The three main devices (symbols) in the Atlow blazon are the chevron, carpenter’s square and owl. The three main tinctures (colors) are sable, argent and azure .
Sable, the deep black so often found in Heraldry is believed to named from an animal of the marten family know in the middle ages as a Sabellinœ and noted for its very black fur 1. In engravings, when colors cannot be shown it is represented as closely spaced horizontal and vertical lines, and appropriately is thus the darkest form of hatching, as this method is known 2. Although it may seem a sombre tone, and does indeed sometimes denote grief, it is more commonly said to represent Constancy 3.
Argent is the heraldic metal Silver and is usually shown as very pure white. It is also known more poetically as pearl, moon (or luna) 4. In a sketch or drawing it is represented by plain, unmarked paper 5.
The bright, strong blue color in Heraldry is known in English as azure, and similarly in other European languages – azul in Spanish, azurro in Italian and azur in French. The word has its roots in the Arabic word lazura, also the source of the name of the precious stone lapis lazuli 6. Despite this, those heralds who liked to associate colours with jewels chose instead to describe blue as Sapphire. According to Wade, the use of this colour symbolises “Loyalty and Truth” 7.
The chevron is one the major shapes used upon a shield, known as ordinaries.
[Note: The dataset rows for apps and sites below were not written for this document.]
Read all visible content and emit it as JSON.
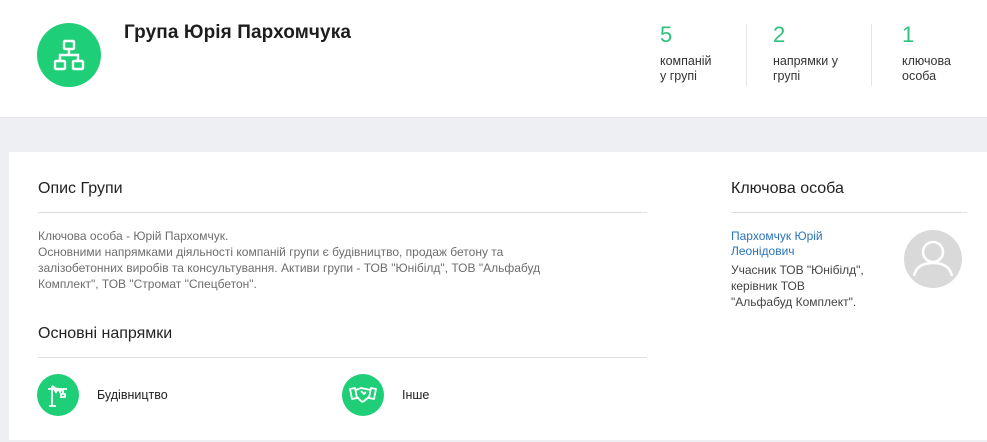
{
  "header": {
    "title": "Група Юрія Пархомчука",
    "logo_icon": "org-structure-icon",
    "stats": [
      {
        "value": "5",
        "label_line1": "компаній",
        "label_line2": "у групі"
      },
      {
        "value": "2",
        "label_line1": "напрямки у",
        "label_line2": "групі"
      },
      {
        "value": "1",
        "label_line1": "ключова",
        "label_line2": "особа"
      }
    ]
  },
  "description": {
    "title": "Опис Групи",
    "lines": [
      "Ключова особа - Юрій Пархомчук.",
      "Основними напрямками діяльності компаній групи є будівництво, продаж бетону та",
      "залізобетонних виробів та консультування. Активи групи - ТОВ \"Юнібілд\", ТОВ \"Альфабуд",
      "Комплект\", ТОВ \"Стромат \"Спецбетон\"."
    ]
  },
  "directions": {
    "title": "Основні напрямки",
    "items": [
      {
        "label": "Будівництво",
        "icon": "crane-icon"
      },
      {
        "label": "Інше",
        "icon": "handshake-icon"
      }
    ]
  },
  "key_person": {
    "title": "Ключова особа",
    "name_line1": "Пархомчук Юрій",
    "name_line2": "Леонідович",
    "role_lines": [
      "Учасник ТОВ \"Юнібілд\",",
      "керівник ТОВ",
      "\"Альфабуд Комплект\"."
    ],
    "avatar_icon": "user-avatar-icon"
  },
  "colors": {
    "accent_green": "#1fcf78",
    "stat_green": "#2ec27e",
    "link_blue": "#2b74b8",
    "background": "#eeeff3"
  }
}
The inverted ‘V’ of the chevron is perhaps thought to have originated to represent a military scarf folded on the shield 8, or additional cross-pieces used to strengthen the shield and painted a different colour.9. It has also acquired the meaning of “Protection… granted… to one who has achieved some notable enterprise” 10, possibly becuase of its resemblance to the roof truss of a house.
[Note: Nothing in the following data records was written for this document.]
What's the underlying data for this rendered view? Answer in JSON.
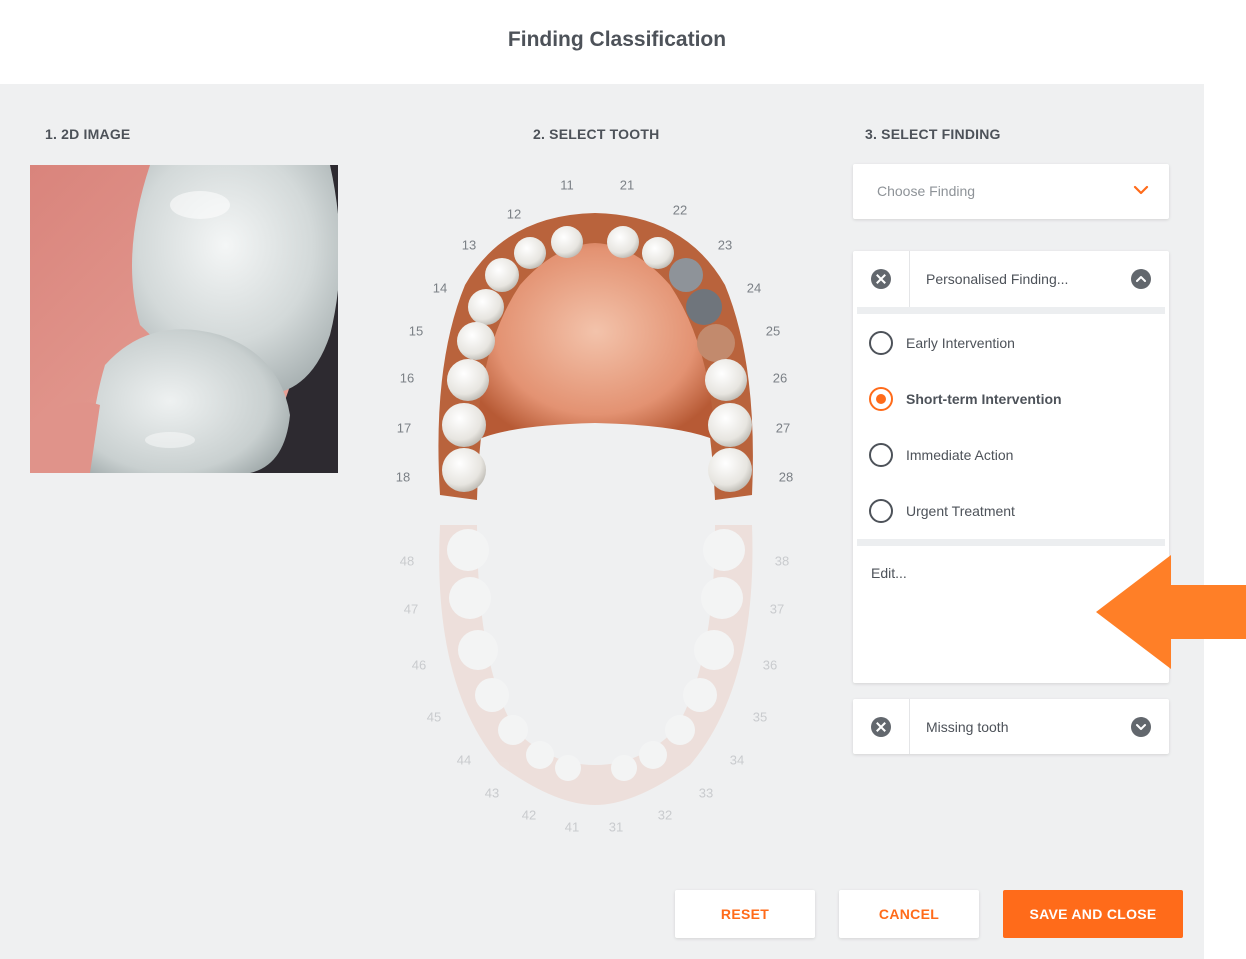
{
  "header": {
    "title": "Finding Classification"
  },
  "sections": {
    "image_label": "1. 2D IMAGE",
    "tooth_label": "2. SELECT TOOTH",
    "finding_label": "3. SELECT FINDING"
  },
  "chart": {
    "upper_numbers": [
      "11",
      "21",
      "12",
      "22",
      "13",
      "23",
      "14",
      "24",
      "15",
      "25",
      "16",
      "26",
      "17",
      "27",
      "18",
      "28"
    ],
    "lower_numbers": [
      "48",
      "38",
      "47",
      "37",
      "46",
      "36",
      "45",
      "35",
      "44",
      "34",
      "43",
      "33",
      "42",
      "32",
      "41",
      "31"
    ]
  },
  "finding": {
    "choose_placeholder": "Choose Finding",
    "personalised": {
      "title": "Personalised Finding...",
      "options": [
        {
          "label": "Early Intervention",
          "selected": false
        },
        {
          "label": "Short-term Intervention",
          "selected": true
        },
        {
          "label": "Immediate Action",
          "selected": false
        },
        {
          "label": "Urgent Treatment",
          "selected": false
        }
      ],
      "edit_label": "Edit..."
    },
    "missing": {
      "title": "Missing tooth"
    }
  },
  "actions": {
    "reset": "RESET",
    "cancel": "CANCEL",
    "save": "SAVE AND CLOSE"
  },
  "colors": {
    "accent": "#ff6b1a",
    "panel_bg": "#eff0f1",
    "text": "#4d5259"
  },
  "icons": [
    "close-icon",
    "chevron-down-icon",
    "chevron-up-icon",
    "arrow-left-icon"
  ]
}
It is important that a coat of arms be easily recognised and so everyday objects were frequently used as clearly identifiable charges – tools 11 being a common and important example of these, of which the carpenters square is typical. Some of these tools are rather obscure to modern eyes, who of us nowadays would recognise a hemp-break 12, let alone know what to use it for! The carpenter’s square is perhaps still somewhat recognisable to us today. Wade believes that it could represent someone “who would desire to conform … to the laws of right and equity”. 13
Birds of great variety occur throughout heraldry, at least in name 14. The owl has long been associated with heraldry and is depicted in a clearly recognised aspect, always with its face to the viewer. 15 It comes as no surprise that previous generations of heraldic writers ascribed to it the traits of “vigilance and acute wit”. 16